This paper explores the experiences of people in spaces that are described as cosmopolitan, destinations that are attractive to tourists. People from particular groups will be examined: the indigenous population, visiting tourists and foreign settlers. Areas explored concerning these three groups include attitudes towards regional and national identities, stereotypes of the ‘other’, political and economic behaviour, notions of cultural differences and cultural capital. By exploring these topics and examining the material we should be able to analyse the concept of cosmopolitanism and its relationship to our findings which have suggested that parochialism remains in various settings. This leads us to question whether ‘cosmopolitan’ is a concept which is valid, rigorous or even useful when describing people and ascribing characteristics in these situations: perhaps a new lexicon is required. The examples used in the paper are based on two field research locations: 1. Valle Gran Rey, La Gomera, Canary Islands. A rural coastal community experiencing backpackers and latterly package tourists, which has a growing community of foreign settlers, predominantly German. 2. Bayahibe, Dominican Republic. A small coastal village which is nestled next to a national park and surrounded along the coast by large all-inclusive hotel resorts. Bayahibe has foreign settlers from outside the Caribbean and has had a rich history of immigration from Puerto Rico and Haiti.
Development Disjuncture: The Power of Multi-Sited Ethnography in Exploring Divergent Relations of Power, Culture and Environmental Cosmologies in the Central Highlands of Madagascar
Ritu Verm, SOAS & TSBF-CIAT

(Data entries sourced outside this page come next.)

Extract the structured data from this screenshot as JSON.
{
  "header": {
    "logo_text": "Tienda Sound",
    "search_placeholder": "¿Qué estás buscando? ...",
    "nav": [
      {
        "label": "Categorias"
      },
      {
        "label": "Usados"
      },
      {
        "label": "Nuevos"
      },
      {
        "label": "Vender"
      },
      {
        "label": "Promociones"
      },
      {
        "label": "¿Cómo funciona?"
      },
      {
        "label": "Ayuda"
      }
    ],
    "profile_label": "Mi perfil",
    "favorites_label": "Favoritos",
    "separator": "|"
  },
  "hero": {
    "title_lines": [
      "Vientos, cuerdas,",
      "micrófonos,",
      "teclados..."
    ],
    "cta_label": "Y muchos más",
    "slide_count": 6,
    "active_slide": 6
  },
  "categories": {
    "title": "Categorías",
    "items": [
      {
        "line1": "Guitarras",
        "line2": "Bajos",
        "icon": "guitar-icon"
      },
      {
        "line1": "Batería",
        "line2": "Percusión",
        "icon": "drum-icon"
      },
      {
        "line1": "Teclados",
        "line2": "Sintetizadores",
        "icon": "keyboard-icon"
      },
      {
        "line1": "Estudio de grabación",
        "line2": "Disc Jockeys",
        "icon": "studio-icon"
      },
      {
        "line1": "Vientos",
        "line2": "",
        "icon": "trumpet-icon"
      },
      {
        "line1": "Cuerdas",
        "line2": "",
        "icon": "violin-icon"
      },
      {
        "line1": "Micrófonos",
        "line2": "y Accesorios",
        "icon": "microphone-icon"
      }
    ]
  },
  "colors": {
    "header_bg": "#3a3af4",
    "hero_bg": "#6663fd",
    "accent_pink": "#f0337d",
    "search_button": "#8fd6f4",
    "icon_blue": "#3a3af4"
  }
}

This paper describes how multi-sited ethnography is an invaluable yet complex approach in revealing the power relations and dynamics arising from the deployment of development projects from the multiple ethnographic perspectives. It is powerful in exploring the disjunctures, disconnects and lack of interface between development practitioners and rural farmers. At the same time, it also gives rise to dilemmas and challenges in the practice of fieldwork itself, and in writing the multiple realities of actors who live incredibly different social, cultural and material lives, who engage in extraordinarily different cosmologies, and have different access to development resources from extreme positions of power. By engaging in field work experiences from the Central Highlands of Madagascar, this paper makes commentaries and raises questions about the methodological opportunities and challenges of carrying out field work that engages on an equal footing with development practitioners and rural farmers. The research engages in fine-grained, in-depth research with both domains of actors – using the same methodology, methods and approaches. It also investigates the interface situations between them (or lack thereof). This gives rise to several fieldwork and epistemological dilemmas. Most problematic of all, is not the ‘traditional’ anthropology of Betsileo women and men living in villages, but the exploration of ‘free-floating’ development practitioners, who are highly mobile, unfixed to any geographic context and explode our notions of space and culture. They are the quintessential cosmopolitans: transient travelers who defy notions of the nation-state and a stable idea of ‘culture’. Other issues arise in the study of interfaces, which rarely occur in a congruent or deep manner, as two very different cultures seem to by-pass each other totally within the practice of development. Power, it would seem, is at the heart of development encounters – or more aptly, development disjuncture - as farmers (as non-elite “targets” of development) encounter development practitioners (as cosmopolitan elites who are doing the “targeting”). More importantly, the development interface, full of disjuncture, is a cosmopolitan space, which brings together local, national and global relations of power, and continually reminds us of the paradox of ‘development’.